The screen never lies…

I would never do a film without believing in it. You cannot make anything without a belief. Without such a mental volation the film would end up feeling hollow and pretentious. The medium of film is such that what is on the screen never lies… it always speaks the truth.

We need freedom and money to make a film

When I signed a three-film deal with Sahara I did not differentiate between the corporate and non-corporate. After all everything is run by human beings and it’s all about the right communication with the human beings you are dealing with. We need freedom and money to make a film. Any party who understands this is eligible to finance movies. But apart from just financing movies the producer also has to take the project to a platform where it is marketed and presented for mass consumption in the best possible manner within the funds he has allocated. Sahara One Motion Pictures under the guidance of Seemanto Roy impressed upon me that they could easily do this. I believed Seemanto because of the serenity on his face. Well now we are making movies together.

Exciting times for Hindi Cinema

Small films are here to stay. They have made their presence felt especially in these multiplex times where programming good content in the cinema halls is a big requirement. One must never ignore the economic evolution of India as a financial institution and the growth of new entrepreneurs. Also a lot of finance is pouring in from third generation NRIs. We are now in one of the most exciting times for Hindi Cinema on the whole. But new filmmakers have a great responsibility – of utilizing these finances honestly, sincerely and the energy of utilizing the money should concentrate in making a good product rather than earning a great fee or involving big stars.

Lessons learnt

One thing I learnt from Bheja Fry – there are no absolutes.
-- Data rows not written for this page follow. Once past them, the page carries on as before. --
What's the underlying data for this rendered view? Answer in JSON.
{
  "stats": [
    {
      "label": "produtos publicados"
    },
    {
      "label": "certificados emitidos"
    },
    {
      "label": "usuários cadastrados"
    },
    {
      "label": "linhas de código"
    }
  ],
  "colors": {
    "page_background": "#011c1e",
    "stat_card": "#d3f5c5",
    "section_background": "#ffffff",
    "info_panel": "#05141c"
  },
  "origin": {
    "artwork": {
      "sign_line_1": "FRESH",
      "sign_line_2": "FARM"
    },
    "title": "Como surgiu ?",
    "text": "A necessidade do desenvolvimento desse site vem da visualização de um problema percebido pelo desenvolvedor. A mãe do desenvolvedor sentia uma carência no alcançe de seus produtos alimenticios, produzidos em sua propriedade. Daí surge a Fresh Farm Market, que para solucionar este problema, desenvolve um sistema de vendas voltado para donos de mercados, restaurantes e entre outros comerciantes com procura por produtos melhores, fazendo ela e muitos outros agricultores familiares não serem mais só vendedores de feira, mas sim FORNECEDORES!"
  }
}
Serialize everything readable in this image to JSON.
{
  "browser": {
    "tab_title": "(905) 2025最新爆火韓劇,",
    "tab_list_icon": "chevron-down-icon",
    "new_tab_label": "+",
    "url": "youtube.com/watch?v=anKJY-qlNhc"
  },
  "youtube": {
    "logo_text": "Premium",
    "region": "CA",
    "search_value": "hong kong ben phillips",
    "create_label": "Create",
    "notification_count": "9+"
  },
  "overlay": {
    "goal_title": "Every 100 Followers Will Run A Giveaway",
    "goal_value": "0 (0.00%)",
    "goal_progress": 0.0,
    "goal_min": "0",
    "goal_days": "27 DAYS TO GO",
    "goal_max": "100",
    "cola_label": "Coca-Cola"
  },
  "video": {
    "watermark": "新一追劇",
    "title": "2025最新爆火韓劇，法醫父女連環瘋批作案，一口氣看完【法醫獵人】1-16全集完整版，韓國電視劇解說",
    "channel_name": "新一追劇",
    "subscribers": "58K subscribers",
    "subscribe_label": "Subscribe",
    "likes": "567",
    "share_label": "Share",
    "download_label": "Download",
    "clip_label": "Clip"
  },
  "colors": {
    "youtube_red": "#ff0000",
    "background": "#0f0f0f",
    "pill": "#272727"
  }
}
With such a low-budget, a very small marketing budget, no hoardings, no bus-back publicity but only a few thousands posters, a modest programming time for TV promos, two small theatrical trailers, a star cast that was not the “mainstream,” no hardcore action, no hardcore romance, no mainstream music and songs, no exotic locales and releasing on the dreaded day of Friday the thirteenth, the film broke all norms. But I would still like to reiterate that it’s a victory of good comedy as the most favourite genre of today’s times. Is the country going through stress?! Also at the heart of it Bheja Fry was a well-made film. I can confidently say that. Every technician who worked on the film was carefully chosen to be a part of the film. Every one had a fire in their belly to do something good. The cinematographer Parixit, the audiographer Tapas, the editor Suresh, music director Sagar, production designer Meenal Agarwal, and all other technicians. To support that Sarika, Vinay, Ranvir and Bhairavi came and gave me magical support. I am so thankful to them. Milind came in like a breeze gave his best and disappeared like breeze. As for Rajat I am so grateful to him for believing in me so much. Bheja Fry is also a victory of this filmmaker who sat in his modest office at Santacruz and kept making films, which he strongly believed in and managed to create a model to raise finance either through internet or other means and to make films like Raghu Romeo and Mixed Doubles – made with a modest budget of Rs 55 lakhs. I learnt so much under him on Mixed Doubles. There was so much magic around us when we made that movie. I am happy that he has signed a Rs 20 crore deal with PNC to make more films. For the financial model of low-budget films Rajat Kapoor is a hero and he deserves all kudos for it.

Finally life has become so hectic that I kind of miss my unemployed days. “What is this life full of care, if we have no time to stand and stare?”

To shoot Bheja Fry I took six days and 12 nights but to write this piece I took 14 nights and numerous days. (I guess more – that’s how hectic life has been lately)

I wanted to end with the title of a poem by Theodore Tilton that majorly impressed me in school – “Even this shall pass away.”

DISCLAIMER: The views expressed in this article are those of the author and need not necessarily subscribe to the same.